**TASK INSTRUCTIONS**
Once you have read the listing, retype all of it exactly.

**DATA TO PROCESS**

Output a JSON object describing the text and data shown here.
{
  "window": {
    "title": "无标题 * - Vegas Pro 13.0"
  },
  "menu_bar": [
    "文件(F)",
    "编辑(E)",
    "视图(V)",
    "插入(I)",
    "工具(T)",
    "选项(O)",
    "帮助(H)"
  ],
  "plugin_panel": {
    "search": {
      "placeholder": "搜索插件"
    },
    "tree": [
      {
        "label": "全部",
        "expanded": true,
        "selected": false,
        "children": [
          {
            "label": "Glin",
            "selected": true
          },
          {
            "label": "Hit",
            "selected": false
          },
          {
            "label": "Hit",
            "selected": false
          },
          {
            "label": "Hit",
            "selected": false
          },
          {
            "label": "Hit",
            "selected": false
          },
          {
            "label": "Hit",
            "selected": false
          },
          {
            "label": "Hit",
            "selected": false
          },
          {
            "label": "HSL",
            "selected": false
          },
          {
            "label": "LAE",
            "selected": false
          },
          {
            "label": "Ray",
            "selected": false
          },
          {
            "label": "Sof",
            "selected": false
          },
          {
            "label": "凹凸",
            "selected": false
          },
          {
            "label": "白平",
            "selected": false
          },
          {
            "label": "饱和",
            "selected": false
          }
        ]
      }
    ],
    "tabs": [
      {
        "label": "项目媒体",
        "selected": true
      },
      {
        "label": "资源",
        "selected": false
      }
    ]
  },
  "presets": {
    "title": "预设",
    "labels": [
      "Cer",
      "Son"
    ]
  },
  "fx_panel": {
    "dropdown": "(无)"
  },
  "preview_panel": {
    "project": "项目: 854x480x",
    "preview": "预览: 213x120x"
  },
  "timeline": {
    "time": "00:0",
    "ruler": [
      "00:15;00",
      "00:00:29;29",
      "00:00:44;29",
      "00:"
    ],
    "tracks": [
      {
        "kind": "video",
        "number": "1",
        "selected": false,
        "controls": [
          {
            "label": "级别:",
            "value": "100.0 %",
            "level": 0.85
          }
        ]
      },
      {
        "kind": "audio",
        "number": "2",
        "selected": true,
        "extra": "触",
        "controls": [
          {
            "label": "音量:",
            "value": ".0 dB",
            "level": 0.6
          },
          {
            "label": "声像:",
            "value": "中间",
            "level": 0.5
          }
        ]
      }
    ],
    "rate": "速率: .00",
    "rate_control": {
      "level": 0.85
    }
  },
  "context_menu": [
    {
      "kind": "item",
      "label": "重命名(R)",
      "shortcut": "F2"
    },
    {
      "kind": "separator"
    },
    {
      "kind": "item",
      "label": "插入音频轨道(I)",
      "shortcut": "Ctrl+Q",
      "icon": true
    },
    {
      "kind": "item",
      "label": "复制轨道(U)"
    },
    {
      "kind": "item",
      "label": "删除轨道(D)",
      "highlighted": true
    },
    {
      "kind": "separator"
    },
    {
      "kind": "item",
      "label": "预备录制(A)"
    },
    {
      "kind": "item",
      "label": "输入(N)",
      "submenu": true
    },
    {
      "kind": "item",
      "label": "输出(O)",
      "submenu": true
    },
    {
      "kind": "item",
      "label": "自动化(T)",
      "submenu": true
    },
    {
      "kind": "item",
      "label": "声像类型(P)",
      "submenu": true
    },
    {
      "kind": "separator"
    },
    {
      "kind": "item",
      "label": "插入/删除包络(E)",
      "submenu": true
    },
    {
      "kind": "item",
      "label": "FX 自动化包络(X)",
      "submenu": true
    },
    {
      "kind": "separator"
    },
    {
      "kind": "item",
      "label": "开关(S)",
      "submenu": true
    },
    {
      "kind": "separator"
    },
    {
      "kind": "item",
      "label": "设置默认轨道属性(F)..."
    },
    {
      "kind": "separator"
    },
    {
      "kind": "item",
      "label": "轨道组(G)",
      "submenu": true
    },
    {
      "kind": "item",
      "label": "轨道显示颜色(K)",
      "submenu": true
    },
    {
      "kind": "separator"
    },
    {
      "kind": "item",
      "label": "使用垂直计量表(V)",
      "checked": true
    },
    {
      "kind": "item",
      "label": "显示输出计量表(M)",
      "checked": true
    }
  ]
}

**RESPONSE FOR THIS EXERCISE**
Output a JSON object describing the text and data shown here.
{
  "window": {
    "title": "无标题 * - Vegas Pro 13.0"
  },
  "menu_bar": [
    "文件(F)",
    "编辑(E)",
    "视图(V)",
    "插入(I)",
    "工具(T)",
    "选项(O)",
    "帮助(H)"
  ],
  "plugin_panel": {
    "search": {
      "placeholder": "搜索插件"
    },
    "tree": [
      {
        "label": "全部",
        "expanded": true,
        "selected": false,
        "children": [
          {
            "label": "Glin",
            "selected": true
          },
          {
            "label": "Hit",
            "selected": false
          },
          {
            "label": "Hit",
            "selected": false
          },
          {
            "label": "Hit",
            "selected": false
          },
          {
            "label": "Hit",
            "selected": false
          },
          {
            "label": "Hit",
            "selected": false
          },
          {
            "label": "Hit",
            "selected": false
          },
          {
            "label": "HSL",
            "selected": false
          },
          {
            "label": "LAE",
            "selected": false
          },
          {
            "label": "Ray",
            "selected": false
          },
          {
            "label": "Sof",
            "selected": false
          },
          {
            "label": "凹凸",
            "selected": false
          },
          {
            "label": "白平",
            "selected": false
          },
          {
            "label": "饱和",
            "selected": false
          }
        ]
      }
    ],
    "tabs": [
      {
        "label": "项目媒体",
        "selected": true
      },
      {
        "label": "资源",
        "selected": false
      }
    ]
  },
  "presets": {
    "title": "预设",
    "labels": [
      "Cer",
      "Son"
    ]
  },
  "fx_panel": {
    "dropdown": "(无)"
  },
  "preview_panel": {
    "project": "项目: 854x480x",
    "preview": "预览: 213x120x"
  },
  "timeline": {
    "time": "00:0",
    "ruler": [
      "00:15;00",
      "00:00:29;29",
      "00:00:44;29",
      "00:"
    ],
    "tracks": [
      {
        "kind": "video",
        "number": "1",
        "selected": false,
        "controls": [
          {
            "label": "级别:",
            "value": "100.0 %",
            "level": 0.85
          }
        ]
      },
      {
        "kind": "audio",
        "number": "2",
        "selected": true,
        "extra": "触",
        "controls": [
          {
            "label": "音量:",
            "value": ".0 dB",
            "level": 0.6
          },
          {
            "label": "声像:",
            "value": "中间",
            "level": 0.5
          }
        ]
      }
    ],
    "rate": "速率: .00",
    "rate_control": {
      "level": 0.85
    }
  },
  "context_menu": [
    {
      "kind": "item",
      "label": "重命名(R)",
      "shortcut": "F2"
    },
    {
      "kind": "separator"
    },
    {
      "kind": "item",
      "label": "插入音频轨道(I)",
      "shortcut": "Ctrl+Q",
      "icon": true
    },
    {
      "kind": "item",
      "label": "复制轨道(U)"
    },
    {
      "kind": "item",
      "label": "删除轨道(D)",
      "highlighted": true
    },
    {
      "kind": "separator"
    },
    {
      "kind": "item",
      "label": "预备录制(A)"
    },
    {
      "kind": "item",
      "label": "输入(N)",
      "submenu": true
    },
    {
      "kind": "item",
      "label": "输出(O)",
      "submenu": true
    },
    {
      "kind": "item",
      "label": "自动化(T)",
      "submenu": true
    },
    {
      "kind": "item",
      "label": "声像类型(P)",
      "submenu": true
    },
    {
      "kind": "separator"
    },
    {
      "kind": "item",
      "label": "插入/删除包络(E)",
      "submenu": true
    },
    {
      "kind": "item",
      "label": "FX 自动化包络(X)",
      "submenu": true
    },
    {
      "kind": "separator"
    },
    {
      "kind": "item",
      "label": "开关(S)",
      "submenu": true
    },
    {
      "kind": "separator"
    },
    {
      "kind": "item",
      "label": "设置默认轨道属性(F)..."
    },
    {
      "kind": "separator"
    },
    {
      "kind": "item",
      "label": "轨道组(G)",
      "submenu": true
    },
    {
      "kind": "item",
      "label": "轨道显示颜色(K)",
      "submenu": true
    },
    {
      "kind": "separator"
    },
    {
      "kind": "item",
      "label": "使用垂直计量表(V)",
      "checked": true
    },
    {
      "kind": "item",
      "label": "显示输出计量表(M)",
      "checked": true
    }
  ]
}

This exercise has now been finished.